Leopold Kessler’s works focus on public space, exploring the topography of cities—from the traffic signs that structure urban life to the modes of behavior influenced by it. The artist’s interventions aim at squares, paths, street signs or street barriers, which serve as material for his sculptures. Moreover he has repeatedly pointed out the gaps that can be found in the systematic organization of social space.
For an exhibition at the Neue Galerie in Graz in 2006 Kessler increased the water pressure of the Erzherzog-Johann fountain on the city’s main square, with the effect that for a certain time the water spilled onto the ground around the fountain. Along with this intervention he created a video that displayed the square with the fountain in the middle from a tourist’s point of view. The tourist’s view on the city is covetous and presuming, with the intention to make urban complexity and impermeable mobility legible and more manageable. Although working with public space, Kessler does not see this as a public mission. His unsolicited actions or interventions go almost unnoticed, since they are hidden or appear as authorized acts or construction-related measures.
For the Secession Leopold Kessler has created the high-definition video Perforation Kal. 10 mm, which shows a series of interventions at various locations in Vienna. A man, dressed like a street worker (Kessler), is strolling through the quiet early morning streets in a completely self-evident manner. He punches holes in street signs using an oversized hole-puncher, which he has designed especially for this purpose. Perforating the signs seems to involve a lot of effort, requiring considerable strength while making a great deal of racket. Kessler displays an amazing nonchalance in his work and even makes himself liable to an administrative fine. Visiting various locations on one given stroll, he hardly leaves any traces behind. The meaning of these interventions cannot be immediately grasped.
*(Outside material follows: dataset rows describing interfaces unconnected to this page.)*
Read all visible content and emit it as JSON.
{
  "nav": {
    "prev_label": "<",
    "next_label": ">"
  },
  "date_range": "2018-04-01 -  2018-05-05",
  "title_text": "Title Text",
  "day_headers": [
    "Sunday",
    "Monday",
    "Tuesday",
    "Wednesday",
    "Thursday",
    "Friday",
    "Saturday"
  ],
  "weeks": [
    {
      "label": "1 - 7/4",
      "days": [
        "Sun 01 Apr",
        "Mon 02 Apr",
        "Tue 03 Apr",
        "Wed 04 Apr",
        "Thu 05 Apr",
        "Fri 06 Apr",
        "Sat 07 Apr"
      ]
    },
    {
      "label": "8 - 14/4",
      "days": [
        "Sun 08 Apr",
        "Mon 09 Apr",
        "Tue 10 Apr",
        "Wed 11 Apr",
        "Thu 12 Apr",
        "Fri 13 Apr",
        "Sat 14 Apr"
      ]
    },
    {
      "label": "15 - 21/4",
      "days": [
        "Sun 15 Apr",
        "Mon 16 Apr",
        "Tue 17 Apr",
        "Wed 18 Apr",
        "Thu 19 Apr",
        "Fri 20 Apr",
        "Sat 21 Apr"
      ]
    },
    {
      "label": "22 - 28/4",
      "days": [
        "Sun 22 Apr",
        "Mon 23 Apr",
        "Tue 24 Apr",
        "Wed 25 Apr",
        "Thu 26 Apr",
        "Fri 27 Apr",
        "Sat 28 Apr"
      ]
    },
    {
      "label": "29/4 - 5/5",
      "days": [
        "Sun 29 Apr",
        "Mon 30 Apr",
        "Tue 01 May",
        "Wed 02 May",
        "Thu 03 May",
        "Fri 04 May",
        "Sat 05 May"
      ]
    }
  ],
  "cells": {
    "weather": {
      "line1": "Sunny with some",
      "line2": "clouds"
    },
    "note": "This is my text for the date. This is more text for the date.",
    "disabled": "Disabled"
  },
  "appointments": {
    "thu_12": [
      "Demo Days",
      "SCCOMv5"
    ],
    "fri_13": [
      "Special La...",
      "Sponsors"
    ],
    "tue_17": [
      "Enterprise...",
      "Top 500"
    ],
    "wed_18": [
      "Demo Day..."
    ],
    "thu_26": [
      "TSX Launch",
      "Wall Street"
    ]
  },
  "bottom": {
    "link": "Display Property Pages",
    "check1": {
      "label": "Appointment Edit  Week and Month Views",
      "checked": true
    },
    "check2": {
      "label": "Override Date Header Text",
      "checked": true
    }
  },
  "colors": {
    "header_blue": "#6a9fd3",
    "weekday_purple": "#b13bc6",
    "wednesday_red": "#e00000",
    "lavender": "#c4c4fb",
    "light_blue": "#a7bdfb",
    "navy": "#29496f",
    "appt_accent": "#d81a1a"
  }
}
Kessler directs the viewer’s attention towards the inversion of visibility and invisibility, since it is precisely the brightly visible neon-orange vest that makes him invisible for most people. Within the exhibition setting Kessler’s interventions even draw international attention.
Is Leopold Kessler interested in the holes he has punched or the signs? Do the perforated signs still function as traffic signs or have they already become sought-after collector’s items? At what point do the irregularly arranged holes result in a pattern? Can the perforation form a line, a surface as Kessler strolls through the city? Thomas Bernhard describes strolling as an act that motivates and articulates thoughts, reflecting the relation between movement and standstill. Or do these holes simply allude to the use of firearms? Street signs with bullet holes are not an uncommon sight in the outlying areas of large cities. Furthermore the choice of bullet holes is again referring to the tourist’s perspective, which seeks out the potential danger as an urban attraction. In this case however, the artist’s work is being shown at the Secession, one of Vienna’s most photographed buildings and a major tourist sight.